Acton Institute Powerblog Archives

Post Tagged 'book review'

Review: Alan Wallace on ‘Becoming Europe’

Alan Wallace, editorial writer at the Pittsburgh Tribune, reviewed Sam Gregg’s new book Becoming Europe. In his article, “Where America is, where it’s going,” Wallace notes that: Americans increasingly say their nation‘s becoming more like Europe; the Acton Institute‘s research director, [Sam Gregg] tackles that trend and its dangers, which he thinks are greater than many of them realize. Continue Reading...

Review: A Free People’s Suicide

Below is my review of A Free People’s Suicide: Sustainable Freedom and the American Future by Os Guinness. A final version of this book review will appear in the Fall 2012 Journal of Markets & Morality (15.2). Continue Reading...

Commentary: Human Excellence and the Moral Life

After 50-plus years of social unraveling, many reformers still see the “therapeutic model” as a cure for what ails American society. Or would a return to the classical virtues, as a means of healing first the person and then the culture, be the way of renewal? Continue Reading...

Review: Blue Collar Intellectuals

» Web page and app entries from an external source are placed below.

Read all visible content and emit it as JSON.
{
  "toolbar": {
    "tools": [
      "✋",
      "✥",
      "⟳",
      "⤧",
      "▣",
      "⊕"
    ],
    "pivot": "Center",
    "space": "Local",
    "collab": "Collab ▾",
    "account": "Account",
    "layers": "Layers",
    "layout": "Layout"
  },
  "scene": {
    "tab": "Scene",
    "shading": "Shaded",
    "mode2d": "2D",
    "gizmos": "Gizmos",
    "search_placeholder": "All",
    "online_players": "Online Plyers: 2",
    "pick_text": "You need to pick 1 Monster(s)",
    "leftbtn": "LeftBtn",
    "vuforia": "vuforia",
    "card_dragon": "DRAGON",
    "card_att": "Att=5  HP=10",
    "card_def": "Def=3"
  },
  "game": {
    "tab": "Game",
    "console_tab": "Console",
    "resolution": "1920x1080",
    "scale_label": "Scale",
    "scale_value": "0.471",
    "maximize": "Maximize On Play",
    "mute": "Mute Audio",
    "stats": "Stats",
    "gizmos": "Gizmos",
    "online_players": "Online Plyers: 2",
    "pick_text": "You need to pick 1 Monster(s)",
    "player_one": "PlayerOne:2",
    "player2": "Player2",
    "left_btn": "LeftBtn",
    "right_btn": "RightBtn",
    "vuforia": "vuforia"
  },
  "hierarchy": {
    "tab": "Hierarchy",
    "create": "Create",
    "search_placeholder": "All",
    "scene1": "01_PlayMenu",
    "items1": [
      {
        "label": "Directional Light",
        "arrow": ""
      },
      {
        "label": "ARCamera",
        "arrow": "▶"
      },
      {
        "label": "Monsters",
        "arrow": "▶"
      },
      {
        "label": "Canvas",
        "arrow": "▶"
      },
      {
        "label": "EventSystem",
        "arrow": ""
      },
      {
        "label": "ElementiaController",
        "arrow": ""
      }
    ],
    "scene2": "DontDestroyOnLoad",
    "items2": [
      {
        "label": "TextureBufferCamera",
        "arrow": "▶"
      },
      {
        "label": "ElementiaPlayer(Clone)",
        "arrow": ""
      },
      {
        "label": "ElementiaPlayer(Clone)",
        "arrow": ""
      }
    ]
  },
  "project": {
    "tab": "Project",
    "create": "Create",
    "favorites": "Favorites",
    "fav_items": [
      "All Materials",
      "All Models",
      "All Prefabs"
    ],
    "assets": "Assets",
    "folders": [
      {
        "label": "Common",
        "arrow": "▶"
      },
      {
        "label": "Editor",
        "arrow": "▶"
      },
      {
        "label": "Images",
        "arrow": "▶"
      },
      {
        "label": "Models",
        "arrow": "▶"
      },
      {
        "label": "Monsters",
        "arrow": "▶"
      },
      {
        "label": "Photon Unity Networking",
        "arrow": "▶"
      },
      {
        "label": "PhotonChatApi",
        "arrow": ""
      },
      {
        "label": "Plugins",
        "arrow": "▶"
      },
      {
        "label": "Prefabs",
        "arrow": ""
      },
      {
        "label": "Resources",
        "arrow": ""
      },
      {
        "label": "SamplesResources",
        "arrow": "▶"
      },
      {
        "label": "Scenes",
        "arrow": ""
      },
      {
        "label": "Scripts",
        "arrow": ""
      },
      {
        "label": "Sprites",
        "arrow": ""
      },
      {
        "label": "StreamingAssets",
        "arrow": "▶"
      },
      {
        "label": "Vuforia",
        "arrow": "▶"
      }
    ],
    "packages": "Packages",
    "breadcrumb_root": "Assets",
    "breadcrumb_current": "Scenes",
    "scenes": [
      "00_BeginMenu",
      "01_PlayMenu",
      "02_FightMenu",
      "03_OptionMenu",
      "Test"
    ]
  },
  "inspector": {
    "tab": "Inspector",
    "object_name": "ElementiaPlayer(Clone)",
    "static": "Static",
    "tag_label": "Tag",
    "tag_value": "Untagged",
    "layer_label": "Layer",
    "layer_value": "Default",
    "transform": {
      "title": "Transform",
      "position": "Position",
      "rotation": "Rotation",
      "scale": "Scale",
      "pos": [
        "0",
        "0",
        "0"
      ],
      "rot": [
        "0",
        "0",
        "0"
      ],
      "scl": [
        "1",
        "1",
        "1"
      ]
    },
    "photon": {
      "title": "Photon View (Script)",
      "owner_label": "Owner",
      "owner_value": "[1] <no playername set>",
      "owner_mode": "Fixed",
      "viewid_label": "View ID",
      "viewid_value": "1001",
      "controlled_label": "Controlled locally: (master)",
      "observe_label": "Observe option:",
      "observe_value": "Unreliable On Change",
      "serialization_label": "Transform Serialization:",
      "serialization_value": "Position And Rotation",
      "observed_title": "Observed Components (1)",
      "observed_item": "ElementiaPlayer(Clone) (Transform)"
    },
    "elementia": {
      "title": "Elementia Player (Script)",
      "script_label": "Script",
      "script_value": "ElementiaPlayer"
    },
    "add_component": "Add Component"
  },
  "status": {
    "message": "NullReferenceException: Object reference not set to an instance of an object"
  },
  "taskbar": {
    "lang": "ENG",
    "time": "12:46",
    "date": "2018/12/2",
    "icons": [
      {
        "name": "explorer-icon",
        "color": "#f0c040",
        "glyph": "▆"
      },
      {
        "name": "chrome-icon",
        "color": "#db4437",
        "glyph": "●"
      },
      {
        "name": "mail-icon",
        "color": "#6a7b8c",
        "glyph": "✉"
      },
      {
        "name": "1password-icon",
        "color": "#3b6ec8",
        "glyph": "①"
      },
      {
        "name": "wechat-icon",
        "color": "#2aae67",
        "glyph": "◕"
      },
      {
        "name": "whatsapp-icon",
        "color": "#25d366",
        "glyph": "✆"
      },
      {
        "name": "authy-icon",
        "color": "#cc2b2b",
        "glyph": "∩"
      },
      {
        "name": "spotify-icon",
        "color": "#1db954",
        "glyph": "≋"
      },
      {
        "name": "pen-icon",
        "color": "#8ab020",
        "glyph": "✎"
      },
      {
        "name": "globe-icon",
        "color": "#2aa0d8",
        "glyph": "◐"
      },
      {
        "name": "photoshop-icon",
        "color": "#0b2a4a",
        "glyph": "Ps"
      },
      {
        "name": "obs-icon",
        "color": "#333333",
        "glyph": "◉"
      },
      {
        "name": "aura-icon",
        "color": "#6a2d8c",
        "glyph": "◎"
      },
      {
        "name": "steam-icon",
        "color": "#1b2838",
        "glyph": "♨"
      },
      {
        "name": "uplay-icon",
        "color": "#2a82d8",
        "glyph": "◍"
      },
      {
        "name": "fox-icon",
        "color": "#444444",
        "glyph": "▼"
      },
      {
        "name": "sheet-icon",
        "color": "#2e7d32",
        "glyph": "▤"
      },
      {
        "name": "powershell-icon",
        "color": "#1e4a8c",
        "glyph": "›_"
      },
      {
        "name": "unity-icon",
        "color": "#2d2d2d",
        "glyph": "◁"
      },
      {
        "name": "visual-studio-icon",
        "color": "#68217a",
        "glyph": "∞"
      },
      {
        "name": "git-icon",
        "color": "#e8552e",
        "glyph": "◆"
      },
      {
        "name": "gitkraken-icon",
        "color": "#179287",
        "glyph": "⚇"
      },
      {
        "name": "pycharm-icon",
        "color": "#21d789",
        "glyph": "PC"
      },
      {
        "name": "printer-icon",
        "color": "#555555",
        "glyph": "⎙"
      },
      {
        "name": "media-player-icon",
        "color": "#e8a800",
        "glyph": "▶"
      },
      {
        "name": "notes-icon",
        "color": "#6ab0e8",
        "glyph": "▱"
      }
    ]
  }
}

“Stupid is the new smart,” and “Pop culture is a wasteland” are just a few lines from Daniel J. Flynn’s introduction to Blue Collar Intellectuals: When the Enlightened and the Everyman Elevated America. Continue Reading...

America’s Real Inequality Problem

David Deavel’s review of Mitch Pearlstein’s From Family Collapse to America’s Decline: The Educational, Economic, and Social Costs of Family Fragmentation has been picked up by First Things and Mere Comments. Continue Reading...

Religion & Liberty: An Interview with Dolphus Weary

Dolphus Weary has a remarkable story to tell and certainly very few can add as much insight on the issue of poverty as he does. When you read the interview, now available online in the Fall 2011 R&L, or especially his book I Ain’t Comin’ Back, you realize leaving Mississippi was his one ambition, but God called him back in order to give his life and training for the “least of these.” One of the things Weary likes to ask is “Are you going into a mission field or are you running away from a mission field?” It’s a great question we should all ask ourselves. Continue Reading...

Religion & Liberty: An Interview with Metropolitan Jonah

Religion & Liberty’s summer issue featuring an interview with Metropolitan Jonah (Orthodox Church in America) is now available online. Metropolitan Jonah talks asceticism and consumerism and says about secularism, “Faith cannot be dismissed as a compartmentalized influence on either our lives or on society.” Mark Summers, a historian in Virginia, offers a superb analysis of religion during the American Civil War in his focus on the revival in the Confederate Army. Continue Reading...